We hope you have a great week and enjoy your eggs and veggies!
In your veggie CSA box this week you'll find...
- Stir Fry Mix - A delicous mix of baby kale, mustards, and asian greens. These greens are still young and tender and we rarely cook them for more than a couple minutes. They are also delicious on sandwiches and burgers.
- Celeriac - Also called celery root, it's a staple in European kitchens. Why is this? Because of its diversity and because of its nutritional benefits. A 1/2 cup of celeriac, which is approximately 112 grams, contains only 30 calories. Additionally, celeriac contains no cholesterol or fat and provides an excellent source of dietary fiber. Because of its taste and consistency, it is also a flavorful additional to meals that require lower calories or certain dietary restrictions.
- Hakurei Turnips - One of our CSA members reminded us to use the delicious greens from these turnips. They are packed with nutrients and make a great addition to soup or stirfry!
- Buttnernut Squash
- Red & Green Cabbage
- Shallots - Taste between an onion and garlic. If you don't use them all shallots keep very well lasting well into winter.

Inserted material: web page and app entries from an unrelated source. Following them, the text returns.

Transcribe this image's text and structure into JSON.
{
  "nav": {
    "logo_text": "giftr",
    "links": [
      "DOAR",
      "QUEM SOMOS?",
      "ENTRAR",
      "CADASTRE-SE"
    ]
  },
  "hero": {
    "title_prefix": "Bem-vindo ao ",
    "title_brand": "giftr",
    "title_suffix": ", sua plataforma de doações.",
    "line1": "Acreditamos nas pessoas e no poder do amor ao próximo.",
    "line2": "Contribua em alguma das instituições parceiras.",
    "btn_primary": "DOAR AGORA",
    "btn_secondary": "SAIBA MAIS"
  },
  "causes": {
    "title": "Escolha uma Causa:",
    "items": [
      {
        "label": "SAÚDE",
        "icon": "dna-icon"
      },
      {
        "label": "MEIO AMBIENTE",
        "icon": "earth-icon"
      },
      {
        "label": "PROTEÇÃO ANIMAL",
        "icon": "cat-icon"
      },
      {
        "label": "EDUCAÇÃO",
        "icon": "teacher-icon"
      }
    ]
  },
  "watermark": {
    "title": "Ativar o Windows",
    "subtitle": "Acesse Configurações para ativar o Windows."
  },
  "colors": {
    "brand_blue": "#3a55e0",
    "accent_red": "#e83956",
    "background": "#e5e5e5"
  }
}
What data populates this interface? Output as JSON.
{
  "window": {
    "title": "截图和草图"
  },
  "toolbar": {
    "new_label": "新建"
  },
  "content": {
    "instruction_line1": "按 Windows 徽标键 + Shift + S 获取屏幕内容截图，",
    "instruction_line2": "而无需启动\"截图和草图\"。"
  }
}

- Three Ways to Cook Greens in Under 10 Minutes - Hot Wilted Greens, Greens with Warm Pecan Dressing, Pasta with Dark Greens
Southeast Asian Squash Curry - You can adjust the amount of curry depending on how you like it.
SAUTEED SPINACH WITH PECANS AND FETA
Serves 4. Published May 1, 2008. From Cook's Illustrated.